_Data listing_
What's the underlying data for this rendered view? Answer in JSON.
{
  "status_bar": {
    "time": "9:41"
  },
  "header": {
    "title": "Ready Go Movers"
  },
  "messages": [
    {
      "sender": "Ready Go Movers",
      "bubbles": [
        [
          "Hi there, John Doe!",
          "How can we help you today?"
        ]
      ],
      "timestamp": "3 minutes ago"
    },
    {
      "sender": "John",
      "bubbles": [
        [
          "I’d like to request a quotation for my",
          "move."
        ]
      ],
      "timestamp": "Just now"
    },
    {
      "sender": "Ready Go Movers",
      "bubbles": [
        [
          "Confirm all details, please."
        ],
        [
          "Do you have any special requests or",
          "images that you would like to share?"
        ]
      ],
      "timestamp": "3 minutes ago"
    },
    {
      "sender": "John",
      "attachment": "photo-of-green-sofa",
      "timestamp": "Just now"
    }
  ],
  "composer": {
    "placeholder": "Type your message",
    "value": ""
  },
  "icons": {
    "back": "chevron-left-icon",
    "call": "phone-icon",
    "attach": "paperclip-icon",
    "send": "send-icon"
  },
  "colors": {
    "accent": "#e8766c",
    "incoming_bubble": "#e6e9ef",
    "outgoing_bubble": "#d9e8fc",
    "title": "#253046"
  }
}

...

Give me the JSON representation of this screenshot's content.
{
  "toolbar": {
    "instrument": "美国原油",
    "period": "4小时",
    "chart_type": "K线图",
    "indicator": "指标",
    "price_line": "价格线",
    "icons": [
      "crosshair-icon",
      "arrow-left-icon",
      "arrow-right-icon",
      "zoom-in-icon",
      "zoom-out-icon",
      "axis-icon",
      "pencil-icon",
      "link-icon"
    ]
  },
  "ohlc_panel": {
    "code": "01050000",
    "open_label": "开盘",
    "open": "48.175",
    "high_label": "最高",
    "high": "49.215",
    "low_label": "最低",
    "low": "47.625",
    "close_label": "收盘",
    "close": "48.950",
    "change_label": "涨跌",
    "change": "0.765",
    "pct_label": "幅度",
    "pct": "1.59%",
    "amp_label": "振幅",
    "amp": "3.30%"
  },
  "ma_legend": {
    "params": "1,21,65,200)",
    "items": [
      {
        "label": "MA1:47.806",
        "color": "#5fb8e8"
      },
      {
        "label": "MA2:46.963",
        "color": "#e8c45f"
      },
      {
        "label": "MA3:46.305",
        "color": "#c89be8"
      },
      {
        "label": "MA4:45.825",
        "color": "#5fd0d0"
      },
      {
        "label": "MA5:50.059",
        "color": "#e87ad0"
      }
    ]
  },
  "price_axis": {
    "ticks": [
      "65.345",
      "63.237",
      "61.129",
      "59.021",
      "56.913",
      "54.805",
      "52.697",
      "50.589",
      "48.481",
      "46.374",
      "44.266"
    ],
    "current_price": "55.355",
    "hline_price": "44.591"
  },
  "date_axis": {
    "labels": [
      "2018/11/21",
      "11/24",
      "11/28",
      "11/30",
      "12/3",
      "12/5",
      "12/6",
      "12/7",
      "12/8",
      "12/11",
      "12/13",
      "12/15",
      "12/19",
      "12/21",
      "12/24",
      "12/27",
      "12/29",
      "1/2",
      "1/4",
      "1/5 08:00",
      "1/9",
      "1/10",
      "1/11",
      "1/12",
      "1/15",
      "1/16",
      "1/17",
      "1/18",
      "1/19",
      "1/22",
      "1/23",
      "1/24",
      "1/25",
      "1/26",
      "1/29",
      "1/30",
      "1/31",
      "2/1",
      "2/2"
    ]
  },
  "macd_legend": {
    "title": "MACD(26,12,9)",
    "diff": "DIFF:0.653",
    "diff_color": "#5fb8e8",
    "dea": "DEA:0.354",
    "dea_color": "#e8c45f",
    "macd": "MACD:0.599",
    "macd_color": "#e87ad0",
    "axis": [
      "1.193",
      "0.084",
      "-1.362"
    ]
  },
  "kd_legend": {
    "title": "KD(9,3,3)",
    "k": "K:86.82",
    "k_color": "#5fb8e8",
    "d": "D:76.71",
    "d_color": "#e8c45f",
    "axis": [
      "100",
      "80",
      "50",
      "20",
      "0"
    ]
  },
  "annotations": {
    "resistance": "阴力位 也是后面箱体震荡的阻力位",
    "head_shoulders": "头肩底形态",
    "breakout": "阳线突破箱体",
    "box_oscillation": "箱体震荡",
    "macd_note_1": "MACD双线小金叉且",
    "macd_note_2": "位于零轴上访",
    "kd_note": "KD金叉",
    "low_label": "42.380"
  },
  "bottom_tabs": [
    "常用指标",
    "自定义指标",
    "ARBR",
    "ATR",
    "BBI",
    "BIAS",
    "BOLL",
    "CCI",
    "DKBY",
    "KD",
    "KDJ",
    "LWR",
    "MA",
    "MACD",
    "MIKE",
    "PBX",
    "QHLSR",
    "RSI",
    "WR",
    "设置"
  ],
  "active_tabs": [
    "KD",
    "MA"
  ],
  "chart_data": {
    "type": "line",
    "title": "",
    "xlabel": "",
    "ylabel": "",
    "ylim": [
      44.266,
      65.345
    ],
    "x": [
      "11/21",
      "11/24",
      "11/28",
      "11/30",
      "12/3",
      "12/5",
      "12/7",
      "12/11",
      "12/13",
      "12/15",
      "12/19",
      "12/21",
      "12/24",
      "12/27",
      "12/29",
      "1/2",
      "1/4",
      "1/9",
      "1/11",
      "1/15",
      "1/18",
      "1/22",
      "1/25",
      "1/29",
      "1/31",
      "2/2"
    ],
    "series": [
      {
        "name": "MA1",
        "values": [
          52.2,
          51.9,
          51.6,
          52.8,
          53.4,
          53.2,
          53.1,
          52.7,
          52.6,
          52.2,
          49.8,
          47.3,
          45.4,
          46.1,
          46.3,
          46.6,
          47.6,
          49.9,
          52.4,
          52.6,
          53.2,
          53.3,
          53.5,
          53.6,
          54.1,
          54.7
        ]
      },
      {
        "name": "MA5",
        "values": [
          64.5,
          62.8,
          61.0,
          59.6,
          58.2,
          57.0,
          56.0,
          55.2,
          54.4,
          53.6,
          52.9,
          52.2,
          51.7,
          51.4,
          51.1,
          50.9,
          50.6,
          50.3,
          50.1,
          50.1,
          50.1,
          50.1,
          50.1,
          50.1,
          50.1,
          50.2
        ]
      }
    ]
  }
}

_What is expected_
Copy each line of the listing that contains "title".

_Task solution_
    "title": "Ready Go Movers"
    "title": "#253046"
    "title": "MACD(26,12,9)",
    "title": "KD(9,3,3)",
    "title": "",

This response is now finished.